For the first time since the Industrial Revolution, five generations of employees now work side-by-side. Differences and diversity build highly productive environments. But the management of these differences is key to workplace success.
Longer lifespans, delayed retirement and an eagerness to begin working earlier are just few of the reasons we are seeing a greater span of generations working together than ever before. And while this new norm is something to be celebrated, bringing opportunities, it comes with its own challenges. Generation X managers, for example, can find themselves caught between managing two generations older than them and two generations younger than them, a difficult feat that can’t be achieved with one overarching approach.
The key is to be able to effectively address and take advantage of the differences in values and expectations of each generation. Here are a few tips to help a multi-generational workplace succeed:
- Conduct regular engagement surveys to keep a pulse on needs
- Motivate with the right rewards – using survey feedback to understand what works best for different generations
- Build collaborative relationships. We understand and appreciate others more when we have the opportunity to get to know them. Creating opportunities for employees of different generations to interact
- Create opportunities for cross-generational mentoring. This can work both ways - don’t automatically assume that younger generations will be mentored by older generations. All age groups have opportunities to learn from each other
- Consider life paths. Understand where your employees are at in their life paths in terms of responsibilities and interests they may have outside the workplace. But don’t make assumptions. It’s important to remember that employees, regardless of generation, share both commonalities and differences

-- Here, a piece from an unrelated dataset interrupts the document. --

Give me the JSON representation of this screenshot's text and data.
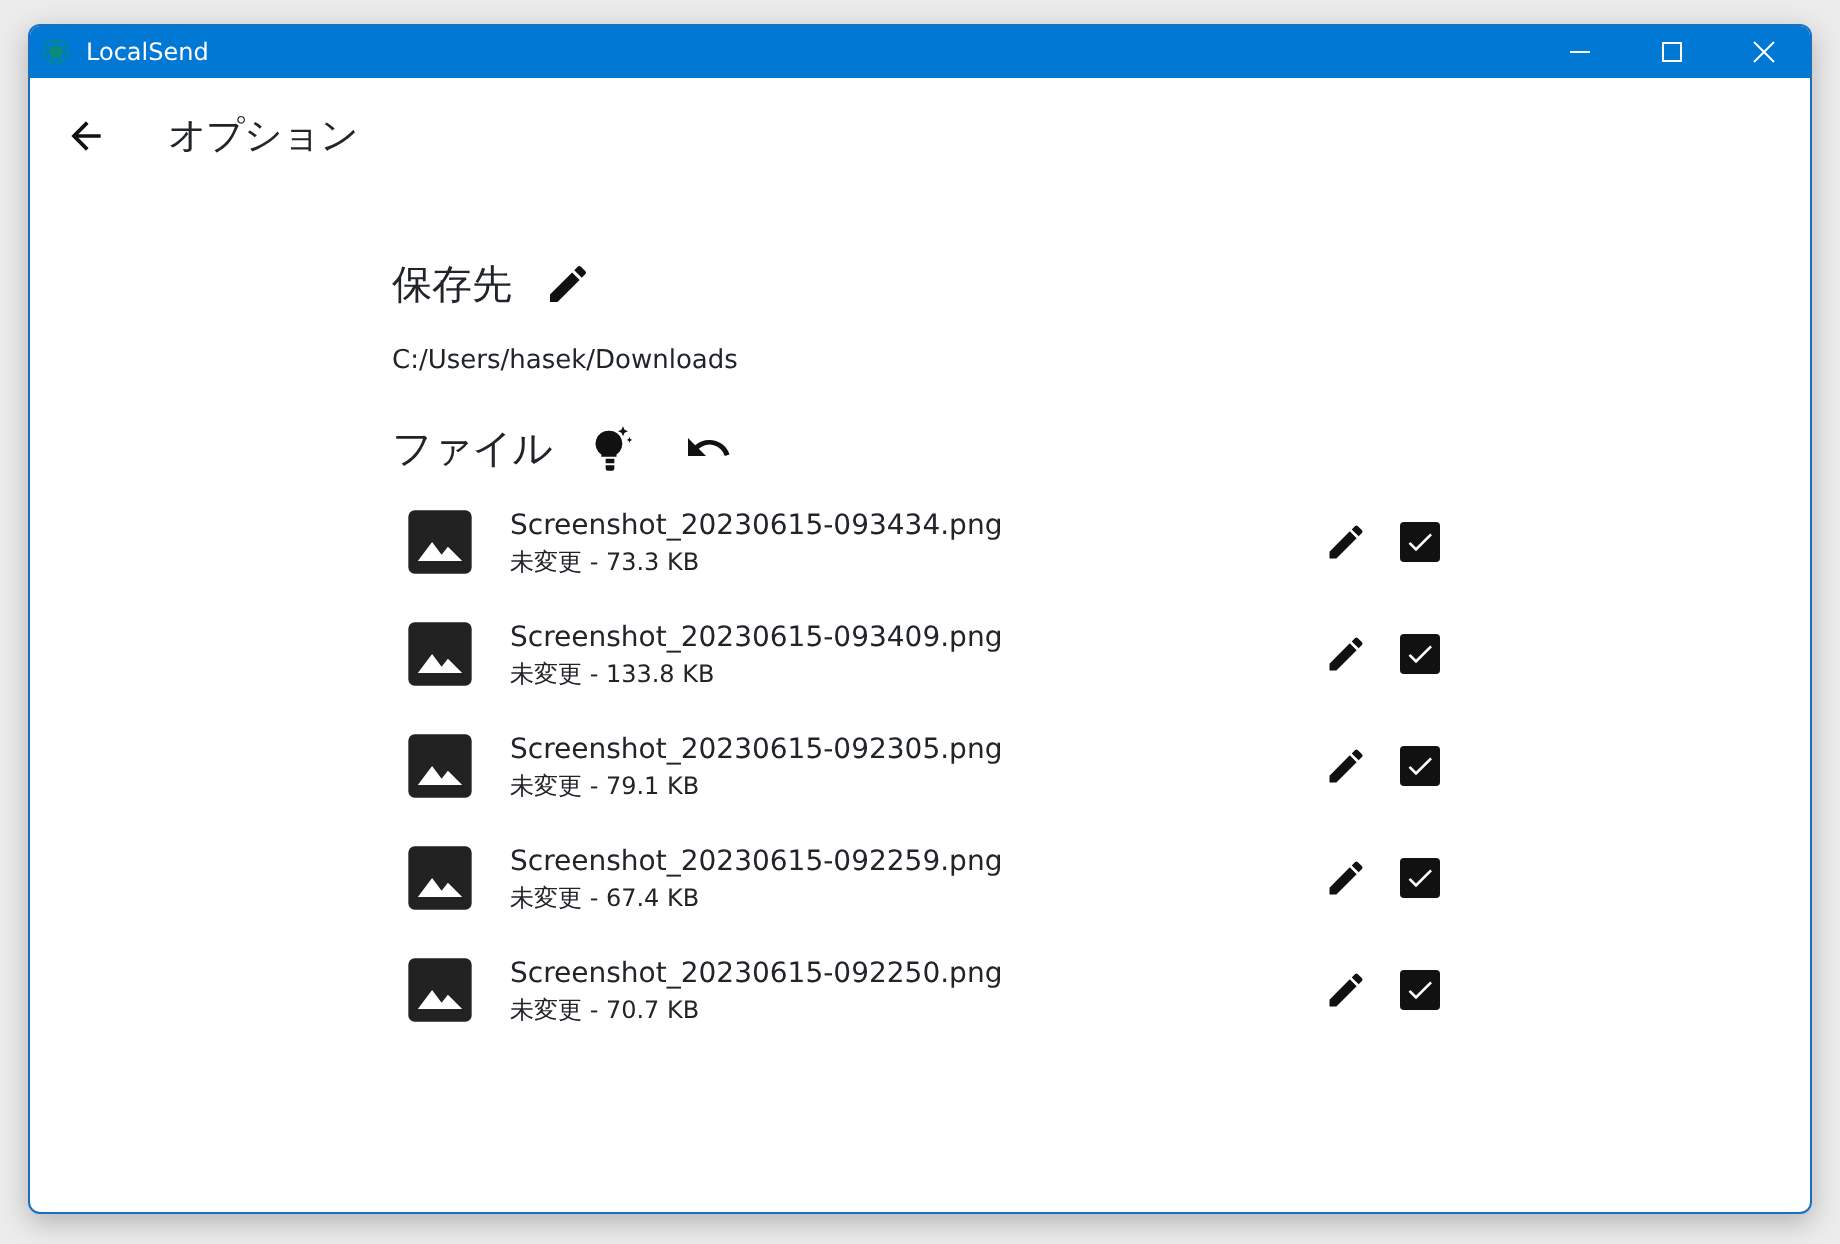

Ultimately, managing generational differences in the workplace is all about creating an environment where people understand and appreciate various points of view, even if they differ from how they saw things going.
By understanding the different mindsets and tendencies of different generations, you can create a less fragmented workforce and make people of all ages build relationships with each other. Appeal to the right people in the right way and you will have a workforce that operates beyond mere policies and processes, and strives to put in that extra amount of effort.
This article is a summary of an article originally published by Baker Tilly Mooney Moore and published with their approval.